The goal of this study is to develop a template for turning traditional stories into role-playing games for the high school curriculum. By developing three sample games based on Greek mythology, Arthurian legends, and a widespread folktale type, I explored the process of creating games that fit the limits of secondary classrooms, and can be used to address specific educational standards. The sample games have been tested with groups of high school and college students, and the results of the testing sessions have been evaluated in a narrative case study format. Feedback from the testing sessions has been incorporated in the template. By exploring tabletop role-playing as a form of emergent interactive storytelling, a connection has been created between traditional storytelling and popular culture, with the hope of reaching out to new audiences and introducing stronger interactive elements into storytelling in secondary education.
Zalka, Csenge Virág
"Adventures in the Classroom: Creating Traditional Story-Based Role-Playing Games for the High School Curriculum,"

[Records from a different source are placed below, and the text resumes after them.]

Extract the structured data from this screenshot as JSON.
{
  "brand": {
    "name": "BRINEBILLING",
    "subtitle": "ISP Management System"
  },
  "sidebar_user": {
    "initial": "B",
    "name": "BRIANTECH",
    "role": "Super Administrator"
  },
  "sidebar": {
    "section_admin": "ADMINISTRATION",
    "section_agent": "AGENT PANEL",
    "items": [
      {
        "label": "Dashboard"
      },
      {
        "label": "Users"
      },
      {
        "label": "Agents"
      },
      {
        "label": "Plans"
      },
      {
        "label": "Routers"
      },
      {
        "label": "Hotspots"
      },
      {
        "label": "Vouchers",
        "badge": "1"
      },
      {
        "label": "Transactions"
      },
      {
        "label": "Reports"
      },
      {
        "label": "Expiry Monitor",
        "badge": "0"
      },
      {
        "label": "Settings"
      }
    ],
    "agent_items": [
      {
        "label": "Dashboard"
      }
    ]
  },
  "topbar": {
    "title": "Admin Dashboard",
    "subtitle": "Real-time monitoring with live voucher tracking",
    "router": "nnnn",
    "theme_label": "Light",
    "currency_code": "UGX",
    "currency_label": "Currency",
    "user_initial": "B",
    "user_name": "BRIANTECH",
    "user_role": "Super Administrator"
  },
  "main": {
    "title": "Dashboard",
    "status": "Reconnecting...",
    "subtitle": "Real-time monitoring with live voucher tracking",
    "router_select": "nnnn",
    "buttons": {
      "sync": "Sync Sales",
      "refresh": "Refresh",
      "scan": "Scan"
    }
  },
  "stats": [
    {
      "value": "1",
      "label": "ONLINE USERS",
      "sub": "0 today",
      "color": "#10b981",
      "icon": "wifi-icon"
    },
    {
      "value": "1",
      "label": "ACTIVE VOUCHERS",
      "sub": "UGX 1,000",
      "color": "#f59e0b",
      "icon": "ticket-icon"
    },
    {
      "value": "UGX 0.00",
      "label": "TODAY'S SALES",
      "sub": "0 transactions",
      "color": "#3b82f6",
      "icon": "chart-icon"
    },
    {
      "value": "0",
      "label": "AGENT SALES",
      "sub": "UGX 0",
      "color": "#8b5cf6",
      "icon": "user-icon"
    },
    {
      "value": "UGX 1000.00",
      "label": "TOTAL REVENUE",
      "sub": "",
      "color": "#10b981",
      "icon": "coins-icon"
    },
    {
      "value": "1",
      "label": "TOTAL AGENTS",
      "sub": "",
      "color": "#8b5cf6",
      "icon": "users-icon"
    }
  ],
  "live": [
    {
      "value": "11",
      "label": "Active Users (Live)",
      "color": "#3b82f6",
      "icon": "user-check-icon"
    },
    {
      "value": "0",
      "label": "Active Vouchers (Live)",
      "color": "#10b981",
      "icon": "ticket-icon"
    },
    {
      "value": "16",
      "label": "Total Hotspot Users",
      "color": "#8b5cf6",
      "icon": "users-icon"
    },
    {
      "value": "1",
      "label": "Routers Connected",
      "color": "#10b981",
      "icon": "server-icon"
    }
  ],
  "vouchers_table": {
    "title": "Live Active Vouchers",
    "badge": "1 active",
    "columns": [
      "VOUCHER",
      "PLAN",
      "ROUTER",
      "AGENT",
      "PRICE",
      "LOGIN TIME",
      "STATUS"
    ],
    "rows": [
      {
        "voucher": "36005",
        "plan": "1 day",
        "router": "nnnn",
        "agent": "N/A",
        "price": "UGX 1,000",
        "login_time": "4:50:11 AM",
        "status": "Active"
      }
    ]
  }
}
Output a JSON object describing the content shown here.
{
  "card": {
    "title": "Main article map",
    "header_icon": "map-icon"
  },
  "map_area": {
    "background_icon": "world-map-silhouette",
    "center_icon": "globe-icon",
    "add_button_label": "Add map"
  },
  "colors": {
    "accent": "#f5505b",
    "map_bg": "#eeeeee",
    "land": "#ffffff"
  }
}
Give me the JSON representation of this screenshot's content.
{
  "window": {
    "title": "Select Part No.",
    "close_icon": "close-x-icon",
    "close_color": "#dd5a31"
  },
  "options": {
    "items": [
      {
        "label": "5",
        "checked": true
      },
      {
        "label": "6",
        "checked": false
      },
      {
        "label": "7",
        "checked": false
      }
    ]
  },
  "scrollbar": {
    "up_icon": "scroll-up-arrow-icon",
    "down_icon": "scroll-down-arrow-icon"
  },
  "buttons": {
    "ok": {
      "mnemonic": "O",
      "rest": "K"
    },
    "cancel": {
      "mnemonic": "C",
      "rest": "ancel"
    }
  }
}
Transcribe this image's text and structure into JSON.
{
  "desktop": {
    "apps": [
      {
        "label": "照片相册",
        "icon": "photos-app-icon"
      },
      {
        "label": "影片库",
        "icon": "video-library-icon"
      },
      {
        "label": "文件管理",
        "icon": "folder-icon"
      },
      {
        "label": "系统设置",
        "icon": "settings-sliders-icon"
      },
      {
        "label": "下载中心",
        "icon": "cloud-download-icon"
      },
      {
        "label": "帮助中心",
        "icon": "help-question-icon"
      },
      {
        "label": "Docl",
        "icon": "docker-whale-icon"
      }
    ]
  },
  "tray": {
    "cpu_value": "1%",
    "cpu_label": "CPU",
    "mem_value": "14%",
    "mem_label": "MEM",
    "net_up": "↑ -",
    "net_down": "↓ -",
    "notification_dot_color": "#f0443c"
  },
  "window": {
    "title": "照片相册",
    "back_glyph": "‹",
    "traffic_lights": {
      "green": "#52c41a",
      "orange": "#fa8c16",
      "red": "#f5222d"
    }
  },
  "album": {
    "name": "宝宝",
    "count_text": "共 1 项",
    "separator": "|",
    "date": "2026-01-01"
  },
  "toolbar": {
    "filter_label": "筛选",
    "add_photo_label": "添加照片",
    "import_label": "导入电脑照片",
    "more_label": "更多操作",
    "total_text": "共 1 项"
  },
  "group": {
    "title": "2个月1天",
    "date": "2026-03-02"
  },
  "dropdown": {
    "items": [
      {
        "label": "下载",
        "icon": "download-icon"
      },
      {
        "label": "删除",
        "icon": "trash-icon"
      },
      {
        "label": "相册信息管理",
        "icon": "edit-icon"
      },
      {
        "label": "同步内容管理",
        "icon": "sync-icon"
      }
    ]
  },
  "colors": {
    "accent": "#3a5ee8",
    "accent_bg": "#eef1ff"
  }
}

Storytelling, Self, Society: Vol. 12
, Article 4.
Available at: https://digitalcommons.wayne.edu/storytelling/vol12/iss2/4